§ Required action
Each line below must be reproduced exactly.
(Supplied entries Opens)
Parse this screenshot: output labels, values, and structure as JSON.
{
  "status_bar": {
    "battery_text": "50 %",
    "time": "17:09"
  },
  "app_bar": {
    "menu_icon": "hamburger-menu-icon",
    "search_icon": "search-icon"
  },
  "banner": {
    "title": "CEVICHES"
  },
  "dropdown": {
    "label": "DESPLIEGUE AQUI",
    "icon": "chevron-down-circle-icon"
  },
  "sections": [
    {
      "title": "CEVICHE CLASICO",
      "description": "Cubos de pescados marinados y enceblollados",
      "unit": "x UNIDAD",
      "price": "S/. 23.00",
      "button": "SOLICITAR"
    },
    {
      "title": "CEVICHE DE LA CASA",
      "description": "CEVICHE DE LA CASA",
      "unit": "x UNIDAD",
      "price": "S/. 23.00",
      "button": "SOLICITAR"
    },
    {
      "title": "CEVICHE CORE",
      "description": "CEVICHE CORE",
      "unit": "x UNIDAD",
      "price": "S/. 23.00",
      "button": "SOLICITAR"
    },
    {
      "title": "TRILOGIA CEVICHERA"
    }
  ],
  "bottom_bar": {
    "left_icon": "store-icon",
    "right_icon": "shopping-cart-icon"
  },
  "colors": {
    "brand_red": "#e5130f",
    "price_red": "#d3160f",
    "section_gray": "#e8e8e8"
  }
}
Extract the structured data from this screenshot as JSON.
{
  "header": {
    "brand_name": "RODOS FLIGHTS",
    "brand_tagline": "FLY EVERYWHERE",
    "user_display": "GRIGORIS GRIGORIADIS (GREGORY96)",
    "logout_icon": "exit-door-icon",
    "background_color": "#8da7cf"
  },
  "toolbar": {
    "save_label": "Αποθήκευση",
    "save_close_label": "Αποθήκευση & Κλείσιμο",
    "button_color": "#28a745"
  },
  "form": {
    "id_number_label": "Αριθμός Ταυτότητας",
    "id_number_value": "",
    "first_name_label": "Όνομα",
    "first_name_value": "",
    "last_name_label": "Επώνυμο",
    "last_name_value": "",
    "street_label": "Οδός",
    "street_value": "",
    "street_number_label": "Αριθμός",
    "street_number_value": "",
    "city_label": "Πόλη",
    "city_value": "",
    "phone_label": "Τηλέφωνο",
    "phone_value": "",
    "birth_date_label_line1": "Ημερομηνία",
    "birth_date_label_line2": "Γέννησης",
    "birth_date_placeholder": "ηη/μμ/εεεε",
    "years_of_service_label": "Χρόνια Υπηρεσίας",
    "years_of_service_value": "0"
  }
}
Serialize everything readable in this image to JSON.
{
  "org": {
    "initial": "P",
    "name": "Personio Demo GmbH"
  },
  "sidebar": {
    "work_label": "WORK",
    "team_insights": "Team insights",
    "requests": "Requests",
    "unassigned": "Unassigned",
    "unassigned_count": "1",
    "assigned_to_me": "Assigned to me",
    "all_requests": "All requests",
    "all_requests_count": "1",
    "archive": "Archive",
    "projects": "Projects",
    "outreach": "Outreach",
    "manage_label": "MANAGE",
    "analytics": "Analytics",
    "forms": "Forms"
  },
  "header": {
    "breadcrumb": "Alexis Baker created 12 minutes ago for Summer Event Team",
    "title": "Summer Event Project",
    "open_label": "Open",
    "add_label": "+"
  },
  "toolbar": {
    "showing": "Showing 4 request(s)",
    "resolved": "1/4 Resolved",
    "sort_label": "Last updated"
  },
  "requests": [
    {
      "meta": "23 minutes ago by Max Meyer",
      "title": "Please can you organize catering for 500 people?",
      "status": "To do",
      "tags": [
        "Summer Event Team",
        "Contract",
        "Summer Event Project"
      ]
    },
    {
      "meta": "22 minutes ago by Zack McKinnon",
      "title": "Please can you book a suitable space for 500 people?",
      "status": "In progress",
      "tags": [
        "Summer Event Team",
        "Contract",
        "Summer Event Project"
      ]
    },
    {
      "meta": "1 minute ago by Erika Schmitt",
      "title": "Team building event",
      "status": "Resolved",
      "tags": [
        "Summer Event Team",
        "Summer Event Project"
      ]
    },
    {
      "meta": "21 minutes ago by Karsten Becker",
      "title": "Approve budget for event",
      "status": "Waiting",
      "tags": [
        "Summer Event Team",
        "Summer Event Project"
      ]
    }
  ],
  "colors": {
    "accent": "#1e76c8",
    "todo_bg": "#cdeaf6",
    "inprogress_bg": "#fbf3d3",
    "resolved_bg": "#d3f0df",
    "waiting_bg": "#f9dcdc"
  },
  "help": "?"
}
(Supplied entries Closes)
§ Finished exercise
Parse this screenshot: output labels, values, and structure as JSON.
{
  "status_bar": {
    "battery_text": "50 %",
    "time": "17:09"
  },
  "app_bar": {
    "menu_icon": "hamburger-menu-icon",
    "search_icon": "search-icon"
  },
  "banner": {
    "title": "CEVICHES"
  },
  "dropdown": {
    "label": "DESPLIEGUE AQUI",
    "icon": "chevron-down-circle-icon"
  },
  "sections": [
    {
      "title": "CEVICHE CLASICO",
      "description": "Cubos de pescados marinados y enceblollados",
      "unit": "x UNIDAD",
      "price": "S/. 23.00",
      "button": "SOLICITAR"
    },
    {
      "title": "CEVICHE DE LA CASA",
      "description": "CEVICHE DE LA CASA",
      "unit": "x UNIDAD",
      "price": "S/. 23.00",
      "button": "SOLICITAR"
    },
    {
      "title": "CEVICHE CORE",
      "description": "CEVICHE CORE",
      "unit": "x UNIDAD",
      "price": "S/. 23.00",
      "button": "SOLICITAR"
    },
    {
      "title": "TRILOGIA CEVICHERA"
    }
  ],
  "bottom_bar": {
    "left_icon": "store-icon",
    "right_icon": "shopping-cart-icon"
  },
  "colors": {
    "brand_red": "#e5130f",
    "price_red": "#d3160f",
    "section_gray": "#e8e8e8"
  }
}
Extract the structured data from this screenshot as JSON.
{
  "header": {
    "brand_name": "RODOS FLIGHTS",
    "brand_tagline": "FLY EVERYWHERE",
    "user_display": "GRIGORIS GRIGORIADIS (GREGORY96)",
    "logout_icon": "exit-door-icon",
    "background_color": "#8da7cf"
  },
  "toolbar": {
    "save_label": "Αποθήκευση",
    "save_close_label": "Αποθήκευση & Κλείσιμο",
    "button_color": "#28a745"
  },
  "form": {
    "id_number_label": "Αριθμός Ταυτότητας",
    "id_number_value": "",
    "first_name_label": "Όνομα",
    "first_name_value": "",
    "last_name_label": "Επώνυμο",
    "last_name_value": "",
    "street_label": "Οδός",
    "street_value": "",
    "street_number_label": "Αριθμός",
    "street_number_value": "",
    "city_label": "Πόλη",
    "city_value": "",
    "phone_label": "Τηλέφωνο",
    "phone_value": "",
    "birth_date_label_line1": "Ημερομηνία",
    "birth_date_label_line2": "Γέννησης",
    "birth_date_placeholder": "ηη/μμ/εεεε",
    "years_of_service_label": "Χρόνια Υπηρεσίας",
    "years_of_service_value": "0"
  }
}
Serialize everything readable in this image to JSON.
{
  "org": {
    "initial": "P",
    "name": "Personio Demo GmbH"
  },
  "sidebar": {
    "work_label": "WORK",
    "team_insights": "Team insights",
    "requests": "Requests",
    "unassigned": "Unassigned",
    "unassigned_count": "1",
    "assigned_to_me": "Assigned to me",
    "all_requests": "All requests",
    "all_requests_count": "1",
    "archive": "Archive",
    "projects": "Projects",
    "outreach": "Outreach",
    "manage_label": "MANAGE",
    "analytics": "Analytics",
    "forms": "Forms"
  },
  "header": {
    "breadcrumb": "Alexis Baker created 12 minutes ago for Summer Event Team",
    "title": "Summer Event Project",
    "open_label": "Open",
    "add_label": "+"
  },
  "toolbar": {
    "showing": "Showing 4 request(s)",
    "resolved": "1/4 Resolved",
    "sort_label": "Last updated"
  },
  "requests": [
    {
      "meta": "23 minutes ago by Max Meyer",
      "title": "Please can you organize catering for 500 people?",
      "status": "To do",
      "tags": [
        "Summer Event Team",
        "Contract",
        "Summer Event Project"
      ]
    },
    {
      "meta": "22 minutes ago by Zack McKinnon",
      "title": "Please can you book a suitable space for 500 people?",
      "status": "In progress",
      "tags": [
        "Summer Event Team",
        "Contract",
        "Summer Event Project"
      ]
    },
    {
      "meta": "1 minute ago by Erika Schmitt",
      "title": "Team building event",
      "status": "Resolved",
      "tags": [
        "Summer Event Team",
        "Summer Event Project"
      ]
    },
    {
      "meta": "21 minutes ago by Karsten Becker",
      "title": "Approve budget for event",
      "status": "Waiting",
      "tags": [
        "Summer Event Team",
        "Summer Event Project"
      ]
    }
  ],
  "colors": {
    "accent": "#1e76c8",
    "todo_bg": "#cdeaf6",
    "inprogress_bg": "#fbf3d3",
    "resolved_bg": "#d3f0df",
    "waiting_bg": "#f9dcdc"
  },
  "help": "?"
}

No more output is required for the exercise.